Translator Disclaimer
1 January 2017 Novel Tracking and Reporting Methods for Studying Large Birds in Urban Landscapes
Author Affiliations +
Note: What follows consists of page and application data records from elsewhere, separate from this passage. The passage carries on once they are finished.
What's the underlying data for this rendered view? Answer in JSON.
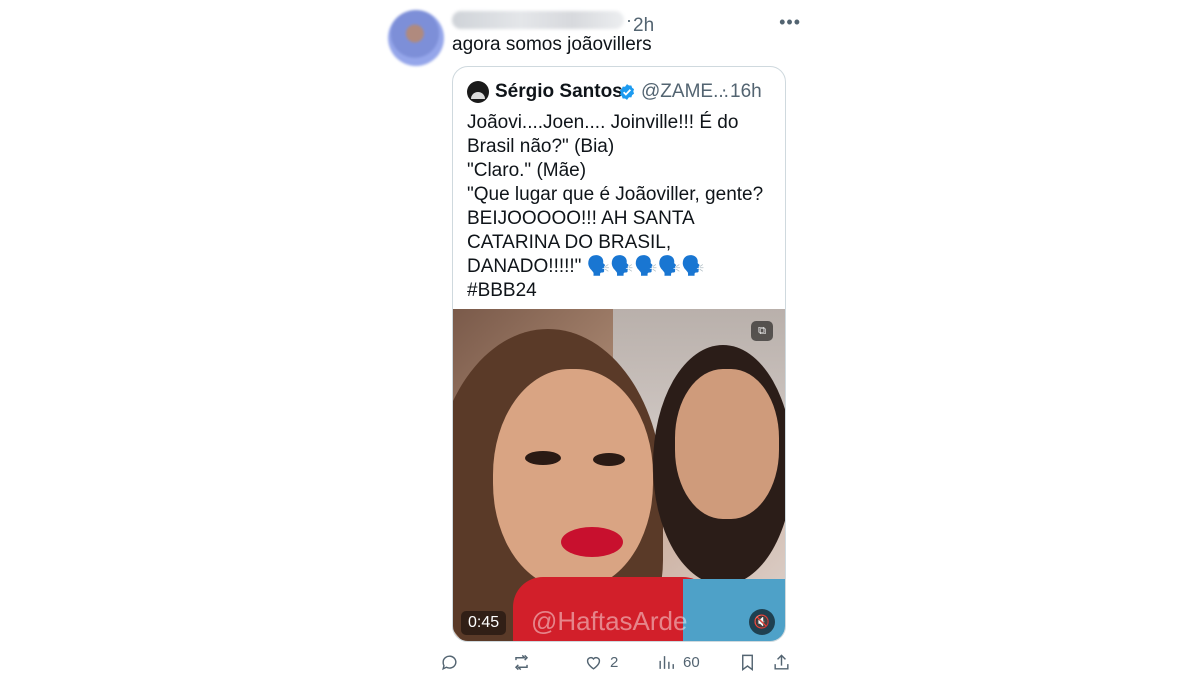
{
  "post": {
    "time": "2h",
    "text": "agora somos joãovillers",
    "more_icon": "more-icon"
  },
  "quote": {
    "author_name": "Sérgio Santos",
    "verified": true,
    "handle": "@ZAME...",
    "time": "16h",
    "text": "Joãovi....Joen.... Joinville!!! É do Brasil não?\" (Bia)\n\"Claro.\" (Mãe)\n\"Que lugar que é Joãoviller, gente? BEIJOOOOO!!! AH SANTA CATARINA DO BRASIL, DANADO!!!!!\" 🗣️🗣️🗣️🗣️🗣️\n#BBB24",
    "media": {
      "duration": "0:45",
      "watermark": "@HaftasArde",
      "badge_icon": "gif-icon",
      "mute_icon": "mute-icon"
    }
  },
  "actions": {
    "reply_count": "",
    "repost_count": "",
    "like_count": "2",
    "views_count": "60"
  },
  "colors": {
    "text": "#0f1419",
    "secondary": "#536471",
    "border": "#cfd9de",
    "verified": "#1d9bf0"
  }
}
Monitoring individually marked birds' movements over the long term with the aid of third-party observers can be challenging for reasons including poor tag visibility, observer error and tag failure or removal. This study tested the efficacy of the little used method of tagging birds with livestock ear-tags; fitted to the patagia of 100 sulphur-crested cockatoos occupying an urbanised landscape. The wing-tags were easily applied, persisted over four years, and were highly visible. Urban residents were encouraged to report sightings of tagged birds, and there was a strong public response, with a total of 14 705 valid records over the first four years. Wing-tagged birds were predominantly reported through a customised smartphone application (n = 10 146 records), e-mail (n = 3243), Facebook (n = 415), and other formats (n = 901) by a large number of people (n = 1252) across all formats. All 100 tagged birds were reported by third-party observers at least once and 68% of birds were reported more than 100 times. Because large birds tend to dominate urban bird communities, this research methodology should be effective for many other urban ecology projects.

© 2017 The Authors. This is an Open Access article This work is licensed under the terms of a Creative Commons Attribution 4.0 International License (CC-BY) The license permits use, distribution and reproduction in any medium, provided the original work is properly cited.
Adrian Davis, Richard E. Major, Charlotte E. Taylor, and John M. Martin "Novel Tracking and Reporting Methods for Studying Large Birds in Urban Landscapes," Wildlife Biology 2017(4), (1 January 2017).
Accepted: 10 January 2017; Published: 1 January 2017

Back to Top